*** Study material ***
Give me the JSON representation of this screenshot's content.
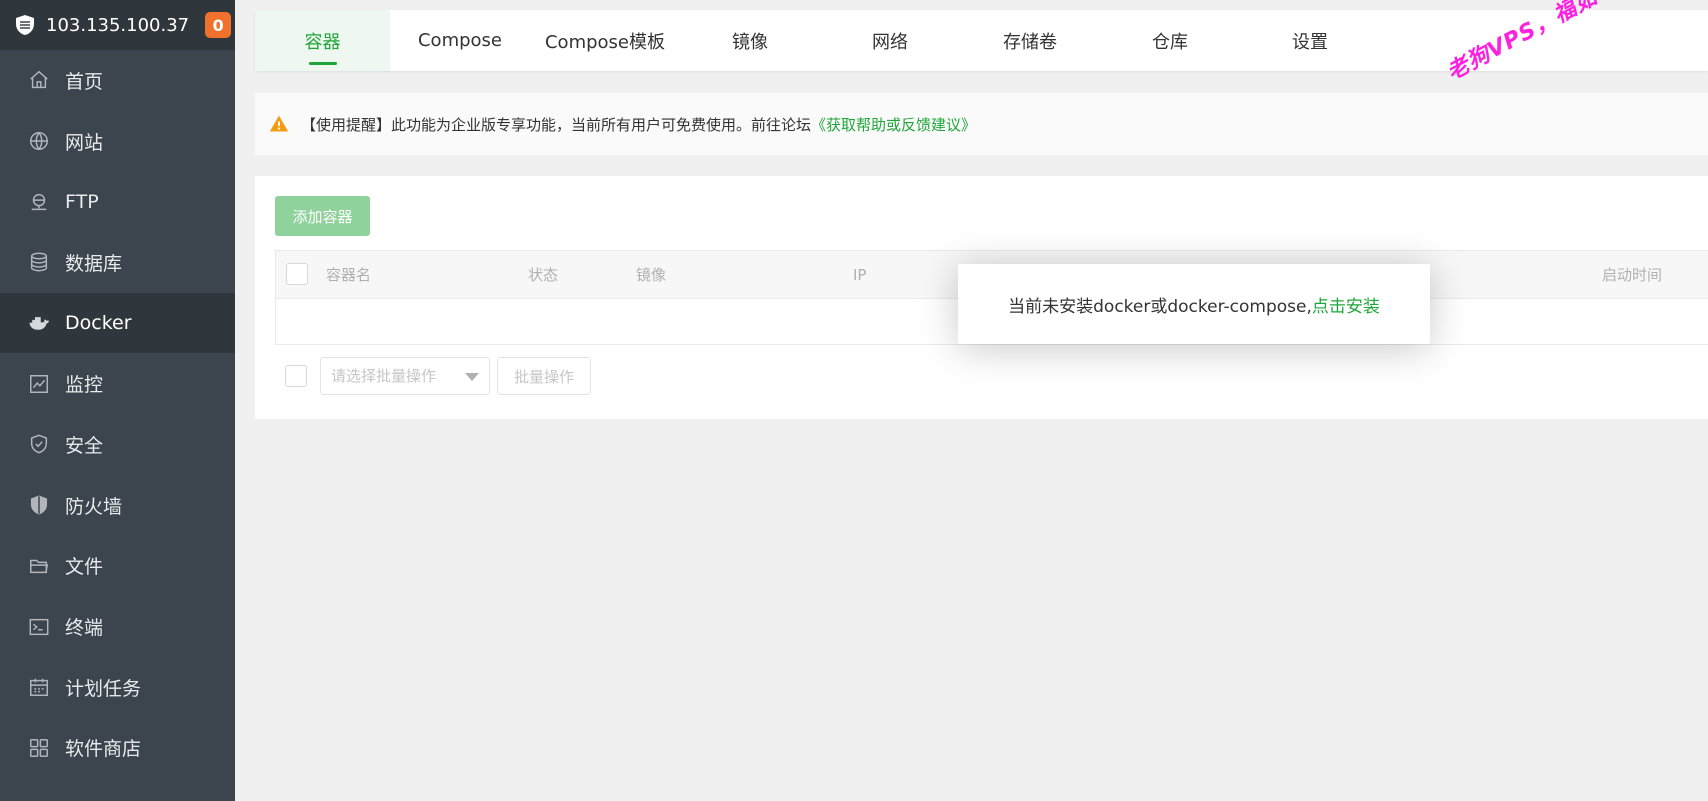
{
  "sidebar": {
    "server_ip": "103.135.100.37",
    "badge_count": "0",
    "items": [
      {
        "label": "首页",
        "icon": "home-icon"
      },
      {
        "label": "网站",
        "icon": "globe-icon"
      },
      {
        "label": "FTP",
        "icon": "ftp-icon"
      },
      {
        "label": "数据库",
        "icon": "database-icon"
      },
      {
        "label": "Docker",
        "icon": "docker-icon",
        "active": true
      },
      {
        "label": "监控",
        "icon": "monitor-icon"
      },
      {
        "label": "安全",
        "icon": "shield-icon"
      },
      {
        "label": "防火墙",
        "icon": "firewall-icon"
      },
      {
        "label": "文件",
        "icon": "folder-icon"
      },
      {
        "label": "终端",
        "icon": "terminal-icon"
      },
      {
        "label": "计划任务",
        "icon": "calendar-icon"
      },
      {
        "label": "软件商店",
        "icon": "apps-grid-icon"
      }
    ]
  },
  "tabs": [
    {
      "label": "容器",
      "active": true
    },
    {
      "label": "Compose"
    },
    {
      "label": "Compose模板"
    },
    {
      "label": "镜像"
    },
    {
      "label": "网络"
    },
    {
      "label": "存储卷"
    },
    {
      "label": "仓库"
    },
    {
      "label": "设置"
    }
  ],
  "notice": {
    "text": "【使用提醒】此功能为企业版专享功能，当前所有用户可免费使用。前往论坛",
    "link": "《获取帮助或反馈建议》"
  },
  "watermark": "老狗VPS，福如老狗！",
  "toolbar": {
    "add_label": "添加容器"
  },
  "table": {
    "columns": [
      "容器名",
      "状态",
      "镜像",
      "IP",
      "启动时间"
    ]
  },
  "batch": {
    "select_placeholder": "请选择批量操作",
    "button_label": "批量操作"
  },
  "modal": {
    "text": "当前未安装docker或docker-compose,",
    "link": "点击安装"
  },
  "colors": {
    "accent": "#20a53a",
    "sidebar_bg": "#3c444d",
    "badge": "#f0712c",
    "watermark": "#ff1fe0"
  }
}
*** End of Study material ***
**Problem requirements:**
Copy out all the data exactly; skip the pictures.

**Reply to the exercise:**
Give me the JSON representation of this screenshot's content.
{
  "sidebar": {
    "server_ip": "103.135.100.37",
    "badge_count": "0",
    "items": [
      {
        "label": "首页",
        "icon": "home-icon"
      },
      {
        "label": "网站",
        "icon": "globe-icon"
      },
      {
        "label": "FTP",
        "icon": "ftp-icon"
      },
      {
        "label": "数据库",
        "icon": "database-icon"
      },
      {
        "label": "Docker",
        "icon": "docker-icon",
        "active": true
      },
      {
        "label": "监控",
        "icon": "monitor-icon"
      },
      {
        "label": "安全",
        "icon": "shield-icon"
      },
      {
        "label": "防火墙",
        "icon": "firewall-icon"
      },
      {
        "label": "文件",
        "icon": "folder-icon"
      },
      {
        "label": "终端",
        "icon": "terminal-icon"
      },
      {
        "label": "计划任务",
        "icon": "calendar-icon"
      },
      {
        "label": "软件商店",
        "icon": "apps-grid-icon"
      }
    ]
  },
  "tabs": [
    {
      "label": "容器",
      "active": true
    },
    {
      "label": "Compose"
    },
    {
      "label": "Compose模板"
    },
    {
      "label": "镜像"
    },
    {
      "label": "网络"
    },
    {
      "label": "存储卷"
    },
    {
      "label": "仓库"
    },
    {
      "label": "设置"
    }
  ],
  "notice": {
    "text": "【使用提醒】此功能为企业版专享功能，当前所有用户可免费使用。前往论坛",
    "link": "《获取帮助或反馈建议》"
  },
  "watermark": "老狗VPS，福如老狗！",
  "toolbar": {
    "add_label": "添加容器"
  },
  "table": {
    "columns": [
      "容器名",
      "状态",
      "镜像",
      "IP",
      "启动时间"
    ]
  },
  "batch": {
    "select_placeholder": "请选择批量操作",
    "button_label": "批量操作"
  },
  "modal": {
    "text": "当前未安装docker或docker-compose,",
    "link": "点击安装"
  },
  "colors": {
    "accent": "#20a53a",
    "sidebar_bg": "#3c444d",
    "badge": "#f0712c",
    "watermark": "#ff1fe0"
  }
}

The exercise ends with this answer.